*Assignment*: In your copy, leave out all pictures and reproduce every entry exactly.

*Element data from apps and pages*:
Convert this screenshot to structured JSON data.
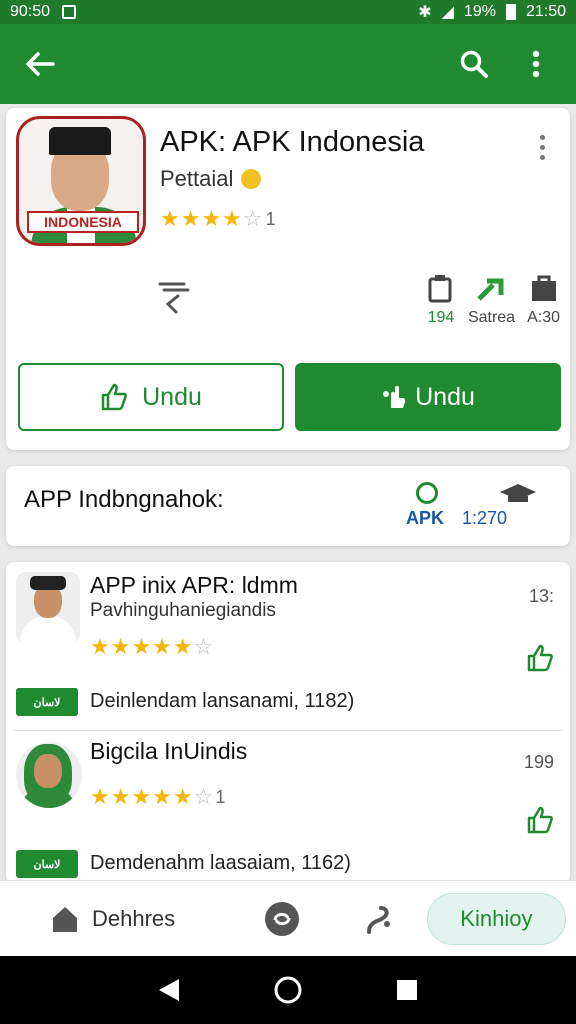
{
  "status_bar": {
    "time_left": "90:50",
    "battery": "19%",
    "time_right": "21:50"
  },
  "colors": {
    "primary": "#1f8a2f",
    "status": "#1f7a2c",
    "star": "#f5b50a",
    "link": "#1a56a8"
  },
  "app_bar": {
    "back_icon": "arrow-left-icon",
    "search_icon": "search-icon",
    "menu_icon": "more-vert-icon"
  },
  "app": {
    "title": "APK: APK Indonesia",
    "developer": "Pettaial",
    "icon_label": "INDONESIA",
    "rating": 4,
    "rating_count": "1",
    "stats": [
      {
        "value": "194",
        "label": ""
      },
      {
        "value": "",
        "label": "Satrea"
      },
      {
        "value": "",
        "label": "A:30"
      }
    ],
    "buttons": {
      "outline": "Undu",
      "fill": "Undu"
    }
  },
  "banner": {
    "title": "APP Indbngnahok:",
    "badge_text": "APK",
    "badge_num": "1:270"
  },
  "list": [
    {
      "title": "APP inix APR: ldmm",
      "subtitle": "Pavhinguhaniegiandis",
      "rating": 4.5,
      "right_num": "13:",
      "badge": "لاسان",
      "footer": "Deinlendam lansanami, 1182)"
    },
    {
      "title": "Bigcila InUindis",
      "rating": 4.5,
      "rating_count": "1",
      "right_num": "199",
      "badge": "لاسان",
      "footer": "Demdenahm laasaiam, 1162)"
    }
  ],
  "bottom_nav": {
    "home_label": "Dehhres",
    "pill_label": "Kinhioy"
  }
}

*Output for this exercise*:
Convert this screenshot to structured JSON data.
{
  "status_bar": {
    "time_left": "90:50",
    "battery": "19%",
    "time_right": "21:50"
  },
  "colors": {
    "primary": "#1f8a2f",
    "status": "#1f7a2c",
    "star": "#f5b50a",
    "link": "#1a56a8"
  },
  "app_bar": {
    "back_icon": "arrow-left-icon",
    "search_icon": "search-icon",
    "menu_icon": "more-vert-icon"
  },
  "app": {
    "title": "APK: APK Indonesia",
    "developer": "Pettaial",
    "icon_label": "INDONESIA",
    "rating": 4,
    "rating_count": "1",
    "stats": [
      {
        "value": "194",
        "label": ""
      },
      {
        "value": "",
        "label": "Satrea"
      },
      {
        "value": "",
        "label": "A:30"
      }
    ],
    "buttons": {
      "outline": "Undu",
      "fill": "Undu"
    }
  },
  "banner": {
    "title": "APP Indbngnahok:",
    "badge_text": "APK",
    "badge_num": "1:270"
  },
  "list": [
    {
      "title": "APP inix APR: ldmm",
      "subtitle": "Pavhinguhaniegiandis",
      "rating": 4.5,
      "right_num": "13:",
      "badge": "لاسان",
      "footer": "Deinlendam lansanami, 1182)"
    },
    {
      "title": "Bigcila InUindis",
      "rating": 4.5,
      "rating_count": "1",
      "right_num": "199",
      "badge": "لاسان",
      "footer": "Demdenahm laasaiam, 1162)"
    }
  ],
  "bottom_nav": {
    "home_label": "Dehhres",
    "pill_label": "Kinhioy"
  }
}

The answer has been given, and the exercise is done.